‘ Right Now, People Are Pretty Fragile.’
How Coronavirus Creates the Perfect Breeding Ground for Online Extremism
Time / Read Full Story
How Angela King is helping
others exit the violent far-right
Pegasus: The Magazine of the University of Central Florida / Read Full Interview
Masculinity And U.S. Extremism: What makes young men vulnerable to toxic ideologies
NPR / Read Full Interview
Life After Hate
Larry King Now / Watch Full Interview
Is there a cure for hate?
NPR / Read Full Article
Trauma leaves us with a belief system that forms part of our identity. I call it toxic shame.
The Guardian / Read Full Article
As former members of extremist groups themselves, Sammy Rangel and his colleagues at Life After Hate bring an insider’s understanding to their work.
Waging Nonviolence / Read Full Article
Angela King was all too aware of the hurdles people wishing to leave white supremacist groups had to overcome. She had tried to walk away following the Oklahoma bombing in 1995.
BBC News / Read Full Article
After the 2016 election, Life After Hate received a 20-fold increase in requests from people worried their friends or family members might be becoming extremists.
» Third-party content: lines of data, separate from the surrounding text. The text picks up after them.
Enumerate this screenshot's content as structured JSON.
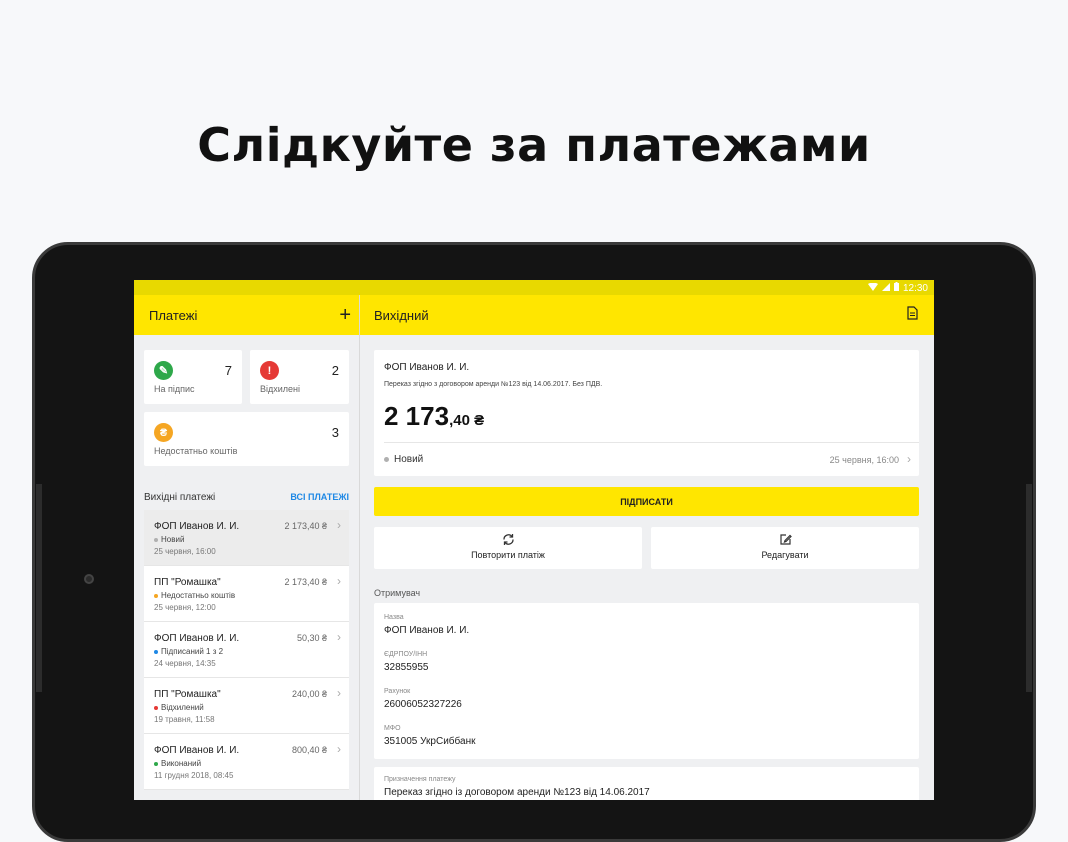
{
  "promo": {
    "headline": "Слідкуйте за платежами"
  },
  "statusbar": {
    "time": "12:30"
  },
  "left_panel": {
    "title": "Платежі",
    "add_icon": "+",
    "stats": [
      {
        "label": "На підпис",
        "count": "7",
        "color": "#2ea84a",
        "icon": "pencil-icon",
        "glyph": "✎"
      },
      {
        "label": "Відхилені",
        "count": "2",
        "color": "#e53935",
        "icon": "exclamation-icon",
        "glyph": "!"
      },
      {
        "label": "Недостатньо коштів",
        "count": "3",
        "color": "#f5a623",
        "icon": "hryvnia-icon",
        "glyph": "₴"
      }
    ],
    "section_title": "Вихідні платежі",
    "all_payments_link": "ВСІ ПЛАТЕЖІ",
    "payments": [
      {
        "name": "ФОП Иванов И. И.",
        "amount": "2 173,40 ₴",
        "status": "Новий",
        "status_color": "#b0b0b0",
        "date": "25 червня, 16:00"
      },
      {
        "name": "ПП \"Ромашка\"",
        "amount": "2 173,40 ₴",
        "status": "Недостатньо коштів",
        "status_color": "#f5a623",
        "date": "25 червня, 12:00"
      },
      {
        "name": "ФОП Иванов И. И.",
        "amount": "50,30 ₴",
        "status": "Підписаний 1 з 2",
        "status_color": "#1e88e5",
        "date": "24 червня, 14:35"
      },
      {
        "name": "ПП \"Ромашка\"",
        "amount": "240,00 ₴",
        "status": "Відхилений",
        "status_color": "#e53935",
        "date": "19 травня, 11:58"
      },
      {
        "name": "ФОП Иванов И. И.",
        "amount": "800,40 ₴",
        "status": "Виконаний",
        "status_color": "#2ea84a",
        "date": "11 грудня 2018, 08:45"
      }
    ]
  },
  "right_panel": {
    "title": "Вихідний",
    "document": {
      "payee": "ФОП Иванов И. И.",
      "purpose": "Переказ згідно з договором аренди №123 від 14.06.2017. Без ПДВ.",
      "sum_main": "2 173",
      "sum_cents": ",40 ₴",
      "state": "Новий",
      "state_date": "25 червня, 16:00"
    },
    "sign_button": "ПІДПИСАТИ",
    "repeat_button": "Повторити платіж",
    "edit_button": "Редагувати",
    "recipient_title": "Отримувач",
    "recipient": {
      "name_label": "Назва",
      "name_value": "ФОП Иванов И. И.",
      "code_label": "ЄДРПОУ/ІНН",
      "code_value": "32855955",
      "account_label": "Рахунок",
      "account_value": "26006052327226",
      "mfo_label": "МФО",
      "mfo_value": "351005 УкрСиббанк"
    },
    "purpose_block": {
      "label": "Призначення платежу",
      "value": "Переказ згідно із договором аренди №123 від 14.06.2017"
    }
  }
}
The Week / Read Full Article
I wish I had access to those messages beforehand. How do you live inside that negativity all the time? You just can’t.
Toronto Star / Read Full Article
I’m using what I’ve done, what’s happened to me, my knowledge, to help bring people out of the alt-right movement, out of violent gangs, out of the street life.
Clarion Ledger / Read Full Article
We offer compassion without judgment, but compassion accompanied by healthy boundaries and consequences. We give people counseling and work, often in service to the community they’ve wronged.
The (Charlottesville) Daily Progress / Read Full Article
There’s no academic way of making someone compassionate. It happens through experience.
St. Louis Post-Dispatch / Read Full Article